What you have to do
In full and without deviation, write out the entries that follow.

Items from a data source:
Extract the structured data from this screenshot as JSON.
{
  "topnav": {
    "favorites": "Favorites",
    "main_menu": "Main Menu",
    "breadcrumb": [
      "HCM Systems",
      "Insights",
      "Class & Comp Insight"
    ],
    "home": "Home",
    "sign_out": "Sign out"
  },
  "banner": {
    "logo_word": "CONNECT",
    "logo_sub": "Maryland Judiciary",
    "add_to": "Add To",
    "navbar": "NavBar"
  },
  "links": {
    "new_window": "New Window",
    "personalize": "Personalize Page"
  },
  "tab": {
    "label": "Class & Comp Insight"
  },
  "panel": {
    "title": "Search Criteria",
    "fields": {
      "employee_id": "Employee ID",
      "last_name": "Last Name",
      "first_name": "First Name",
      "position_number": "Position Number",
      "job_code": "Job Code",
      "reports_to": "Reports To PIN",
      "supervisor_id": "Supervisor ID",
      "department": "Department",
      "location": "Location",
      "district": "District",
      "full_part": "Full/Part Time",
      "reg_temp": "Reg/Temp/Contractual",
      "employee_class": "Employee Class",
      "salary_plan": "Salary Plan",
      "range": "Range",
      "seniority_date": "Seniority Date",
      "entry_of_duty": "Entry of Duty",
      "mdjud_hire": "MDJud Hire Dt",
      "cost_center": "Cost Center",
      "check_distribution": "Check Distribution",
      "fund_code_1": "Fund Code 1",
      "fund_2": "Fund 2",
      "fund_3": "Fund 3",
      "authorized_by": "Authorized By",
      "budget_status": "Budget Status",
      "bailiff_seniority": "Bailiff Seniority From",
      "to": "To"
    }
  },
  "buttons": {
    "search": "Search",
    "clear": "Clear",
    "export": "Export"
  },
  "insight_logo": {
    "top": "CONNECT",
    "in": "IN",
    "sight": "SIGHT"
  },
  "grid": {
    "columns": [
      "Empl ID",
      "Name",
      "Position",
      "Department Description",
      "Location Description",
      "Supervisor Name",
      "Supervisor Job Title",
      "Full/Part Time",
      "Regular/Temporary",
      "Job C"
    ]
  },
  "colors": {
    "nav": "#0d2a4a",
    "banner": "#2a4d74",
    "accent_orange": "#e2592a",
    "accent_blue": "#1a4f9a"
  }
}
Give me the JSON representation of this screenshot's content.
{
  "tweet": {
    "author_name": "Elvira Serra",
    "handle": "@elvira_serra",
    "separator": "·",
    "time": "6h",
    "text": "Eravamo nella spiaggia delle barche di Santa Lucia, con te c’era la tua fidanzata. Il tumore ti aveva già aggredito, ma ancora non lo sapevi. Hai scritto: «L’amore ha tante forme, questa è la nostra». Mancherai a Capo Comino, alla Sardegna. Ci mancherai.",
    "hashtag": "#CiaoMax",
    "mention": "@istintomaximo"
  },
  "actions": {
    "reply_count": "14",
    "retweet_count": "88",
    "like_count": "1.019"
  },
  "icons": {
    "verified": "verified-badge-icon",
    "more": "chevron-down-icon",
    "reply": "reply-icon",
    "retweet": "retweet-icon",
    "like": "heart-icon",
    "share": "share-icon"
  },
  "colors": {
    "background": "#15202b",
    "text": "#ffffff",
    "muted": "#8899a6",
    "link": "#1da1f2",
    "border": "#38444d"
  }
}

Exercise result
Extract the structured data from this screenshot as JSON.
{
  "topnav": {
    "favorites": "Favorites",
    "main_menu": "Main Menu",
    "breadcrumb": [
      "HCM Systems",
      "Insights",
      "Class & Comp Insight"
    ],
    "home": "Home",
    "sign_out": "Sign out"
  },
  "banner": {
    "logo_word": "CONNECT",
    "logo_sub": "Maryland Judiciary",
    "add_to": "Add To",
    "navbar": "NavBar"
  },
  "links": {
    "new_window": "New Window",
    "personalize": "Personalize Page"
  },
  "tab": {
    "label": "Class & Comp Insight"
  },
  "panel": {
    "title": "Search Criteria",
    "fields": {
      "employee_id": "Employee ID",
      "last_name": "Last Name",
      "first_name": "First Name",
      "position_number": "Position Number",
      "job_code": "Job Code",
      "reports_to": "Reports To PIN",
      "supervisor_id": "Supervisor ID",
      "department": "Department",
      "location": "Location",
      "district": "District",
      "full_part": "Full/Part Time",
      "reg_temp": "Reg/Temp/Contractual",
      "employee_class": "Employee Class",
      "salary_plan": "Salary Plan",
      "range": "Range",
      "seniority_date": "Seniority Date",
      "entry_of_duty": "Entry of Duty",
      "mdjud_hire": "MDJud Hire Dt",
      "cost_center": "Cost Center",
      "check_distribution": "Check Distribution",
      "fund_code_1": "Fund Code 1",
      "fund_2": "Fund 2",
      "fund_3": "Fund 3",
      "authorized_by": "Authorized By",
      "budget_status": "Budget Status",
      "bailiff_seniority": "Bailiff Seniority From",
      "to": "To"
    }
  },
  "buttons": {
    "search": "Search",
    "clear": "Clear",
    "export": "Export"
  },
  "insight_logo": {
    "top": "CONNECT",
    "in": "IN",
    "sight": "SIGHT"
  },
  "grid": {
    "columns": [
      "Empl ID",
      "Name",
      "Position",
      "Department Description",
      "Location Description",
      "Supervisor Name",
      "Supervisor Job Title",
      "Full/Part Time",
      "Regular/Temporary",
      "Job C"
    ]
  },
  "colors": {
    "nav": "#0d2a4a",
    "banner": "#2a4d74",
    "accent_orange": "#e2592a",
    "accent_blue": "#1a4f9a"
  }
}
Give me the JSON representation of this screenshot's content.
{
  "tweet": {
    "author_name": "Elvira Serra",
    "handle": "@elvira_serra",
    "separator": "·",
    "time": "6h",
    "text": "Eravamo nella spiaggia delle barche di Santa Lucia, con te c’era la tua fidanzata. Il tumore ti aveva già aggredito, ma ancora non lo sapevi. Hai scritto: «L’amore ha tante forme, questa è la nostra». Mancherai a Capo Comino, alla Sardegna. Ci mancherai.",
    "hashtag": "#CiaoMax",
    "mention": "@istintomaximo"
  },
  "actions": {
    "reply_count": "14",
    "retweet_count": "88",
    "like_count": "1.019"
  },
  "icons": {
    "verified": "verified-badge-icon",
    "more": "chevron-down-icon",
    "reply": "reply-icon",
    "retweet": "retweet-icon",
    "like": "heart-icon",
    "share": "share-icon"
  },
  "colors": {
    "background": "#15202b",
    "text": "#ffffff",
    "muted": "#8899a6",
    "link": "#1da1f2",
    "border": "#38444d"
  }
}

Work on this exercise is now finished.